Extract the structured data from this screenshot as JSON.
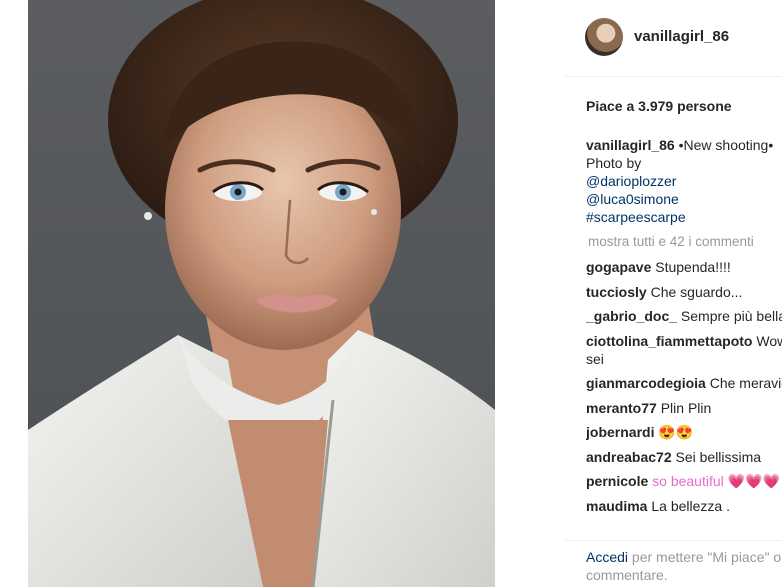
{
  "post": {
    "author": "vanillagirl_86",
    "likes_text": "Piace a 3.979 persone",
    "caption": {
      "author": "vanillagirl_86",
      "text": "•New shooting•",
      "line2": "Photo by",
      "links": [
        "@darioplozzer",
        "@luca0simone",
        "#scarpeescarpe"
      ]
    },
    "more_comments": "mostra tutti e 42 i commenti",
    "comments": [
      {
        "user": "gogapave",
        "text": "Stupenda!!!!"
      },
      {
        "user": "tucciosly",
        "text": "Che sguardo..."
      },
      {
        "user": "_gabrio_doc_",
        "text": "Sempre più bella"
      },
      {
        "user": "ciottolina_fiammettapoto",
        "text": "Wow",
        "text2": "sei"
      },
      {
        "user": "gianmarcodegioia",
        "text": "Che meravigli"
      },
      {
        "user": "meranto77",
        "text": "Plin Plin"
      },
      {
        "user": "jobernardi",
        "text": "😍😍"
      },
      {
        "user": "andreabac72",
        "text": "Sei bellissima"
      },
      {
        "user": "pernicole",
        "text": "so beautiful 💗💗💗"
      },
      {
        "user": "maudima",
        "text": "La bellezza ."
      }
    ],
    "footer": {
      "login_link": "Accedi",
      "text": "per mettere \"Mi piace\" o",
      "text2": "commentare."
    }
  }
}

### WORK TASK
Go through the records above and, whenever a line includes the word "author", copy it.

### REPLY TO THE TASK
    "author": "vanillagirl_86",
      "author": "vanillagirl_86",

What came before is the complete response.